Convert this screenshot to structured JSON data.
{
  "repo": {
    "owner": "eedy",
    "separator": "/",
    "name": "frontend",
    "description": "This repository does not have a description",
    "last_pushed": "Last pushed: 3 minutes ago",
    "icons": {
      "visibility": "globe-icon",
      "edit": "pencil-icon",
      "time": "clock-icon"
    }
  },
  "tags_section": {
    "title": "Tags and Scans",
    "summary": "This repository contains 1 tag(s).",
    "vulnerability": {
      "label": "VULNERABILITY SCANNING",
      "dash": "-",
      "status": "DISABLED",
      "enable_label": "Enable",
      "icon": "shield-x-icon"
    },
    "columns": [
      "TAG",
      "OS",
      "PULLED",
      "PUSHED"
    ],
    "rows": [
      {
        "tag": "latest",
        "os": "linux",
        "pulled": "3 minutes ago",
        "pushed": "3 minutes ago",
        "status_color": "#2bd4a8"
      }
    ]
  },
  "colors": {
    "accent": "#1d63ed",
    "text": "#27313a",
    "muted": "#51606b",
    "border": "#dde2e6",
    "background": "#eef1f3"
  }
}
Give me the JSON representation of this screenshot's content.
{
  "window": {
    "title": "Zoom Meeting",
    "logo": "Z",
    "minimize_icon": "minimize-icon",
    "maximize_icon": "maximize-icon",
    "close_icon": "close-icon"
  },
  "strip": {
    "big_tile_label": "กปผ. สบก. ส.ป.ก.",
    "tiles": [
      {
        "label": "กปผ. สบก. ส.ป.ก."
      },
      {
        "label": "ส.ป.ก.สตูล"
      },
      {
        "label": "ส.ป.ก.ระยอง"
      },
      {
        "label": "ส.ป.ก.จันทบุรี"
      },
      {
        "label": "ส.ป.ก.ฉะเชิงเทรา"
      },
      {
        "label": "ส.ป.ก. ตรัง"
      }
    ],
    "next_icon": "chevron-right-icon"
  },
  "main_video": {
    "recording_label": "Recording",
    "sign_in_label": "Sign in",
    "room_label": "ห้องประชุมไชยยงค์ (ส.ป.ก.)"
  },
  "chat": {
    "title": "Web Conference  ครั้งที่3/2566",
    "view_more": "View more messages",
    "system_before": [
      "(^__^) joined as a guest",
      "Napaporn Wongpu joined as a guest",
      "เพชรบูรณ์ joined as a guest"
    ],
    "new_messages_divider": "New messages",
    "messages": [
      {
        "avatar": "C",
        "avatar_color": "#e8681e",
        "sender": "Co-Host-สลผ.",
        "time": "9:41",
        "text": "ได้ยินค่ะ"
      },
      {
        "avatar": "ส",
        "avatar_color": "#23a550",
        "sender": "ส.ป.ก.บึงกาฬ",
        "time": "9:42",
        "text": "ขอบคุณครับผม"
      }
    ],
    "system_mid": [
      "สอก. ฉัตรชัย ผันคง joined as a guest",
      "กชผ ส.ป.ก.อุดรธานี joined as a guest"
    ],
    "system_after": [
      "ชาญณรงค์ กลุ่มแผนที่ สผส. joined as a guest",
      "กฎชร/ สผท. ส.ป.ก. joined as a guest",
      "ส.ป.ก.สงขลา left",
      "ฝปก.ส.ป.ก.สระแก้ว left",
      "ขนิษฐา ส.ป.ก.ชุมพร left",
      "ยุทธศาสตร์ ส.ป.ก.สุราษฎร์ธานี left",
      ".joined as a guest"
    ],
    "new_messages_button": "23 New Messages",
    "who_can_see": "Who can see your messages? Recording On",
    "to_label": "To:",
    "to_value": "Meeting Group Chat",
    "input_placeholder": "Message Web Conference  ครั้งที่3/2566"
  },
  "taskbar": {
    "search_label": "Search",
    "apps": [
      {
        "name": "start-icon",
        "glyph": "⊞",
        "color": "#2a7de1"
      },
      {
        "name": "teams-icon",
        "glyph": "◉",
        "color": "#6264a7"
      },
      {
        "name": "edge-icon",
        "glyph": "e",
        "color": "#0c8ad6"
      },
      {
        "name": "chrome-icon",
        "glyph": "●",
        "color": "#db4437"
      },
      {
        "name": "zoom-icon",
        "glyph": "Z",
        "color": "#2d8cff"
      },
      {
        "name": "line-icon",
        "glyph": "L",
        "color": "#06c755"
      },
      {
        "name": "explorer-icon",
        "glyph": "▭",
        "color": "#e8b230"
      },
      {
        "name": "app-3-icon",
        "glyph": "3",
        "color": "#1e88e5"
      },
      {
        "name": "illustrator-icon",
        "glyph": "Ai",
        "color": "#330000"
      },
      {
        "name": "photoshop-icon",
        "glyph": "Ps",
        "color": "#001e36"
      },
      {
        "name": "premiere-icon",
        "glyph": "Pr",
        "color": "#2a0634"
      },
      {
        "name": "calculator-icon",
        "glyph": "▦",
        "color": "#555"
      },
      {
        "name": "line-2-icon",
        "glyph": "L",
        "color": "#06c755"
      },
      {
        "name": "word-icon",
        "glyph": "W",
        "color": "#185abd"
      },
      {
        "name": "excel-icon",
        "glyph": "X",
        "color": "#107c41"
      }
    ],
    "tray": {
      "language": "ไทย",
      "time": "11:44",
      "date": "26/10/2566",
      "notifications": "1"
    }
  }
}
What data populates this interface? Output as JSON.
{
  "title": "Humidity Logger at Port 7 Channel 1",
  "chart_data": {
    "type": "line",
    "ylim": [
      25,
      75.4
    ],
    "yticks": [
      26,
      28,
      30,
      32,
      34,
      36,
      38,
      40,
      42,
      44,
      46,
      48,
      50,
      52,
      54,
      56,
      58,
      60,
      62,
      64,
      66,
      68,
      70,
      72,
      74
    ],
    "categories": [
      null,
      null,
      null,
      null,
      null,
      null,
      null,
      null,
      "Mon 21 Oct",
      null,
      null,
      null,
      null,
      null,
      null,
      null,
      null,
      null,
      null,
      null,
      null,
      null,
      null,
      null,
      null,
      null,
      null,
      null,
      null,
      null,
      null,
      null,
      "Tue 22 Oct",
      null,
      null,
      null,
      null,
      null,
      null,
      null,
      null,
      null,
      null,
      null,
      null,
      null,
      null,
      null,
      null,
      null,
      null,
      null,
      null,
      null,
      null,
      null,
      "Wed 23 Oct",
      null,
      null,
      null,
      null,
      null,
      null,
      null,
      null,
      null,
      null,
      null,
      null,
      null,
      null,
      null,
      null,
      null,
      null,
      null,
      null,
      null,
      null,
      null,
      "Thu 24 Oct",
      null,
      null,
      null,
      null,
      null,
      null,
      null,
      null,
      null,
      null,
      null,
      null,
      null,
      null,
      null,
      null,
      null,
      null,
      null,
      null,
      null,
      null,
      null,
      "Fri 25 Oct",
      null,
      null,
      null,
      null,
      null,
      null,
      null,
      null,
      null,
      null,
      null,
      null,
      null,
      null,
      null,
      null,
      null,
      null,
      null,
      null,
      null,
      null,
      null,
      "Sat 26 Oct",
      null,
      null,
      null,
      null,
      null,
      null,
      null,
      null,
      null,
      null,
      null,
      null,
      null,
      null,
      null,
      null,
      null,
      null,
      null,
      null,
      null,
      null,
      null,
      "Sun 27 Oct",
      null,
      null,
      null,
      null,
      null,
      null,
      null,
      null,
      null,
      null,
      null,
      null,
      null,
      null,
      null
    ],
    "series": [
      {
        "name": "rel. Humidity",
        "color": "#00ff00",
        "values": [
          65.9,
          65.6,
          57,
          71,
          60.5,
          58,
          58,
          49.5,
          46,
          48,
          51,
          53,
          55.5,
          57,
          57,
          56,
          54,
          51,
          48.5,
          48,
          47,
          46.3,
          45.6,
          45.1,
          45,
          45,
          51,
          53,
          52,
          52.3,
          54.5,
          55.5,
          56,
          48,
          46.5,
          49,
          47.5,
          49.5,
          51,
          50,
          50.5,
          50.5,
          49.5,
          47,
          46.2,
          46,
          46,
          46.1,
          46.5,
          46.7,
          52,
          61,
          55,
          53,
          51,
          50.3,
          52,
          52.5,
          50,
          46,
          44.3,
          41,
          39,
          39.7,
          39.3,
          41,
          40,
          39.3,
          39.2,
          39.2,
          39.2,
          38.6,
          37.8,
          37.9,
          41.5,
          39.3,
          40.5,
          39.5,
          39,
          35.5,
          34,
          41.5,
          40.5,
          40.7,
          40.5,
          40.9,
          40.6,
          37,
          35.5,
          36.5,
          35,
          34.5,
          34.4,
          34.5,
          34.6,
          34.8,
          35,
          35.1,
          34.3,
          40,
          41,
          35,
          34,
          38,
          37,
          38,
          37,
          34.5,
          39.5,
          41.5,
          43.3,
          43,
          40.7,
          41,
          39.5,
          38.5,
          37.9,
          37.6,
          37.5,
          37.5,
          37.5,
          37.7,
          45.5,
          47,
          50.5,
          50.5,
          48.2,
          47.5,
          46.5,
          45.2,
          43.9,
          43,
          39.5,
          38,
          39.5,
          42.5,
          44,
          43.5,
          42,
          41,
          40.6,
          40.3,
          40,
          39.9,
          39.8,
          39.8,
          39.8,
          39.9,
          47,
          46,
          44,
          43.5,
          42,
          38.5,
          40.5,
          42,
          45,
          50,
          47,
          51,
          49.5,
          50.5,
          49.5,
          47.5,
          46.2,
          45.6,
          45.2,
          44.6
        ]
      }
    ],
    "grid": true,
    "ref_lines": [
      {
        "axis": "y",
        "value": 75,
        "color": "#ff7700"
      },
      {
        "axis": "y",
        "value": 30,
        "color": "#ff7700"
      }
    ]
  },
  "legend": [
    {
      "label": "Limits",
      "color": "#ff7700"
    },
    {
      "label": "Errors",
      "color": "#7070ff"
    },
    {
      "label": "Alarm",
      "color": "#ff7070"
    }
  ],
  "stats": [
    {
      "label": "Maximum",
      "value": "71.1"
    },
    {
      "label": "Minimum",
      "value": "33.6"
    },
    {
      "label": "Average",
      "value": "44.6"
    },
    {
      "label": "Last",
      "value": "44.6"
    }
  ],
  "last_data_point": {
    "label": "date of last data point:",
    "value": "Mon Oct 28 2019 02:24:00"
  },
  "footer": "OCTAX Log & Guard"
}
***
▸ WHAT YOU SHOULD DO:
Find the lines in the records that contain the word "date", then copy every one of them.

▸ OUTPUT OF THE EXERCISE:
      "date": "26/10/2566",
    "label": "date of last data point:",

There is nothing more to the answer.